┌─ Dataset
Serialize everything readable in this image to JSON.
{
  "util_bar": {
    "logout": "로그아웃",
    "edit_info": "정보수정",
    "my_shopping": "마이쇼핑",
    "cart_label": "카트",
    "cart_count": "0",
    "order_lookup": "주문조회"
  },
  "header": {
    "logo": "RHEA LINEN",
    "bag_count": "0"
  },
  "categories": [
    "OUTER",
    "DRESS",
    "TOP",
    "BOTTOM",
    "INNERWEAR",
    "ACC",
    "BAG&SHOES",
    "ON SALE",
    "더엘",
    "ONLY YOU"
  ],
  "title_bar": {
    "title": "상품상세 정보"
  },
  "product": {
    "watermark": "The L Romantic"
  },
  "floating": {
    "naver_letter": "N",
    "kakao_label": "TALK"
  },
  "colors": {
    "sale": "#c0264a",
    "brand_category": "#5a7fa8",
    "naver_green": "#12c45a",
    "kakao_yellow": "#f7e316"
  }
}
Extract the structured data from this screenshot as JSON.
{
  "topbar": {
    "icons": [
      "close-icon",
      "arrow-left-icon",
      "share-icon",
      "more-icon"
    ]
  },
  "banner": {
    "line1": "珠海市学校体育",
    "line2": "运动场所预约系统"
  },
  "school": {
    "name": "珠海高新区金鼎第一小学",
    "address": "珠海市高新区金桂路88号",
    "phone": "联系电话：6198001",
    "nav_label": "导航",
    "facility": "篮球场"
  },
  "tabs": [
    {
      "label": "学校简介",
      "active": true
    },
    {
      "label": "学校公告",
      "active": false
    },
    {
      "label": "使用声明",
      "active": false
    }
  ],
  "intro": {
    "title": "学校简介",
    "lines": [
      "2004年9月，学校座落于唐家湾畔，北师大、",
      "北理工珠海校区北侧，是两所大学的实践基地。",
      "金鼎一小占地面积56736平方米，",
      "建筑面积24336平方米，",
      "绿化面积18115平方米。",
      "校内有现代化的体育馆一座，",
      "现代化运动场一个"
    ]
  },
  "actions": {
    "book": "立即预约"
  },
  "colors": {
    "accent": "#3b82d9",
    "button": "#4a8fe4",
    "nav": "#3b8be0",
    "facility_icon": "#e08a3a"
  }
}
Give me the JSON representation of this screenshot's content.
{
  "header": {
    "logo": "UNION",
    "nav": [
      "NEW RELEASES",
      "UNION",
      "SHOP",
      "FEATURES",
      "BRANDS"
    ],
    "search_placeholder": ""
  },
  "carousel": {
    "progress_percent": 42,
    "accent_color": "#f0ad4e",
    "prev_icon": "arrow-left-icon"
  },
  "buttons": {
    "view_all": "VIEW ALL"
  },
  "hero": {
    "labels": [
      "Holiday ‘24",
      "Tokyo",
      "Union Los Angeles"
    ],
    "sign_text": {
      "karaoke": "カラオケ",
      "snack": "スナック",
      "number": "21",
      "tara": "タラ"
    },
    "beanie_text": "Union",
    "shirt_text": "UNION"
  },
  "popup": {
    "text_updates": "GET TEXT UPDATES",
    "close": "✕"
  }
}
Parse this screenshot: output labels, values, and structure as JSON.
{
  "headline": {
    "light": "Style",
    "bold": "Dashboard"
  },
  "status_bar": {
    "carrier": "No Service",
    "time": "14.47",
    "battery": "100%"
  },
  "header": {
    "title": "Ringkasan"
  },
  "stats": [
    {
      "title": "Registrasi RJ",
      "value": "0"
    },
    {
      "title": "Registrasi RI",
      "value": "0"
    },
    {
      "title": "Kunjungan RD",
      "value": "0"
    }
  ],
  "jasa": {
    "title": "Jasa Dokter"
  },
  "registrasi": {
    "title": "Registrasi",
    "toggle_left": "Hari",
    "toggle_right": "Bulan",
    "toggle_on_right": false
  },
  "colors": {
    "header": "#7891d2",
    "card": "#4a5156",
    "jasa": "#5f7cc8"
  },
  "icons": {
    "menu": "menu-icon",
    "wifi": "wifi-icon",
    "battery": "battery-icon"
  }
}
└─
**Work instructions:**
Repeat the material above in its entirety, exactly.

**Problem solution:**
Serialize everything readable in this image to JSON.
{
  "util_bar": {
    "logout": "로그아웃",
    "edit_info": "정보수정",
    "my_shopping": "마이쇼핑",
    "cart_label": "카트",
    "cart_count": "0",
    "order_lookup": "주문조회"
  },
  "header": {
    "logo": "RHEA LINEN",
    "bag_count": "0"
  },
  "categories": [
    "OUTER",
    "DRESS",
    "TOP",
    "BOTTOM",
    "INNERWEAR",
    "ACC",
    "BAG&SHOES",
    "ON SALE",
    "더엘",
    "ONLY YOU"
  ],
  "title_bar": {
    "title": "상품상세 정보"
  },
  "product": {
    "watermark": "The L Romantic"
  },
  "floating": {
    "naver_letter": "N",
    "kakao_label": "TALK"
  },
  "colors": {
    "sale": "#c0264a",
    "brand_category": "#5a7fa8",
    "naver_green": "#12c45a",
    "kakao_yellow": "#f7e316"
  }
}
Extract the structured data from this screenshot as JSON.
{
  "topbar": {
    "icons": [
      "close-icon",
      "arrow-left-icon",
      "share-icon",
      "more-icon"
    ]
  },
  "banner": {
    "line1": "珠海市学校体育",
    "line2": "运动场所预约系统"
  },
  "school": {
    "name": "珠海高新区金鼎第一小学",
    "address": "珠海市高新区金桂路88号",
    "phone": "联系电话：6198001",
    "nav_label": "导航",
    "facility": "篮球场"
  },
  "tabs": [
    {
      "label": "学校简介",
      "active": true
    },
    {
      "label": "学校公告",
      "active": false
    },
    {
      "label": "使用声明",
      "active": false
    }
  ],
  "intro": {
    "title": "学校简介",
    "lines": [
      "2004年9月，学校座落于唐家湾畔，北师大、",
      "北理工珠海校区北侧，是两所大学的实践基地。",
      "金鼎一小占地面积56736平方米，",
      "建筑面积24336平方米，",
      "绿化面积18115平方米。",
      "校内有现代化的体育馆一座，",
      "现代化运动场一个"
    ]
  },
  "actions": {
    "book": "立即预约"
  },
  "colors": {
    "accent": "#3b82d9",
    "button": "#4a8fe4",
    "nav": "#3b8be0",
    "facility_icon": "#e08a3a"
  }
}
Give me the JSON representation of this screenshot's content.
{
  "header": {
    "logo": "UNION",
    "nav": [
      "NEW RELEASES",
      "UNION",
      "SHOP",
      "FEATURES",
      "BRANDS"
    ],
    "search_placeholder": ""
  },
  "carousel": {
    "progress_percent": 42,
    "accent_color": "#f0ad4e",
    "prev_icon": "arrow-left-icon"
  },
  "buttons": {
    "view_all": "VIEW ALL"
  },
  "hero": {
    "labels": [
      "Holiday ‘24",
      "Tokyo",
      "Union Los Angeles"
    ],
    "sign_text": {
      "karaoke": "カラオケ",
      "snack": "スナック",
      "number": "21",
      "tara": "タラ"
    },
    "beanie_text": "Union",
    "shirt_text": "UNION"
  },
  "popup": {
    "text_updates": "GET TEXT UPDATES",
    "close": "✕"
  }
}
Parse this screenshot: output labels, values, and structure as JSON.
{
  "headline": {
    "light": "Style",
    "bold": "Dashboard"
  },
  "status_bar": {
    "carrier": "No Service",
    "time": "14.47",
    "battery": "100%"
  },
  "header": {
    "title": "Ringkasan"
  },
  "stats": [
    {
      "title": "Registrasi RJ",
      "value": "0"
    },
    {
      "title": "Registrasi RI",
      "value": "0"
    },
    {
      "title": "Kunjungan RD",
      "value": "0"
    }
  ],
  "jasa": {
    "title": "Jasa Dokter"
  },
  "registrasi": {
    "title": "Registrasi",
    "toggle_left": "Hari",
    "toggle_right": "Bulan",
    "toggle_on_right": false
  },
  "colors": {
    "header": "#7891d2",
    "card": "#4a5156",
    "jasa": "#5f7cc8"
  },
  "icons": {
    "menu": "menu-icon",
    "wifi": "wifi-icon",
    "battery": "battery-icon"
  }
}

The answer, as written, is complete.